- [Task prompt] Give each record below again, without a single difference.

- [Information provided]
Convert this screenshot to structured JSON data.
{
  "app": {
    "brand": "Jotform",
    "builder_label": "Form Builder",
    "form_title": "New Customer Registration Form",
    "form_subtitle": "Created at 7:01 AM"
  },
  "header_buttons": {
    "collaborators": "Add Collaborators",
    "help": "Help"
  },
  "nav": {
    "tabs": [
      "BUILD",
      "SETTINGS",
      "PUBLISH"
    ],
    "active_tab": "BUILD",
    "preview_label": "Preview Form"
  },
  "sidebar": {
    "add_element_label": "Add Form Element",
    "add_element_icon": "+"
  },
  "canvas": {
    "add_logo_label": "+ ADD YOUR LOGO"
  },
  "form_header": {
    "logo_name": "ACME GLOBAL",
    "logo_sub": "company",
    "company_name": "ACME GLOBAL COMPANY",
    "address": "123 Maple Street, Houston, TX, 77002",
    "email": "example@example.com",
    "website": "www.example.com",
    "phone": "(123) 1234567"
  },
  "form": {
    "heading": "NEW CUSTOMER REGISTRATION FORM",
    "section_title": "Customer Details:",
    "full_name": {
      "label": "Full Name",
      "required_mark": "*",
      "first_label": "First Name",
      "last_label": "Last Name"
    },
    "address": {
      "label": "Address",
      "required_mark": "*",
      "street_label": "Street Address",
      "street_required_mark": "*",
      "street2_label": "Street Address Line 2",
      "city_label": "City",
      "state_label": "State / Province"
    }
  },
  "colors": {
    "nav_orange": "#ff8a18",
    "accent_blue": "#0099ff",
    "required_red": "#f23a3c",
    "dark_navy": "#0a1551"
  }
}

- [Final answer]
Convert this screenshot to structured JSON data.
{
  "app": {
    "brand": "Jotform",
    "builder_label": "Form Builder",
    "form_title": "New Customer Registration Form",
    "form_subtitle": "Created at 7:01 AM"
  },
  "header_buttons": {
    "collaborators": "Add Collaborators",
    "help": "Help"
  },
  "nav": {
    "tabs": [
      "BUILD",
      "SETTINGS",
      "PUBLISH"
    ],
    "active_tab": "BUILD",
    "preview_label": "Preview Form"
  },
  "sidebar": {
    "add_element_label": "Add Form Element",
    "add_element_icon": "+"
  },
  "canvas": {
    "add_logo_label": "+ ADD YOUR LOGO"
  },
  "form_header": {
    "logo_name": "ACME GLOBAL",
    "logo_sub": "company",
    "company_name": "ACME GLOBAL COMPANY",
    "address": "123 Maple Street, Houston, TX, 77002",
    "email": "example@example.com",
    "website": "www.example.com",
    "phone": "(123) 1234567"
  },
  "form": {
    "heading": "NEW CUSTOMER REGISTRATION FORM",
    "section_title": "Customer Details:",
    "full_name": {
      "label": "Full Name",
      "required_mark": "*",
      "first_label": "First Name",
      "last_label": "Last Name"
    },
    "address": {
      "label": "Address",
      "required_mark": "*",
      "street_label": "Street Address",
      "street_required_mark": "*",
      "street2_label": "Street Address Line 2",
      "city_label": "City",
      "state_label": "State / Province"
    }
  },
  "colors": {
    "nav_orange": "#ff8a18",
    "accent_blue": "#0099ff",
    "required_red": "#f23a3c",
    "dark_navy": "#0a1551"
  }
}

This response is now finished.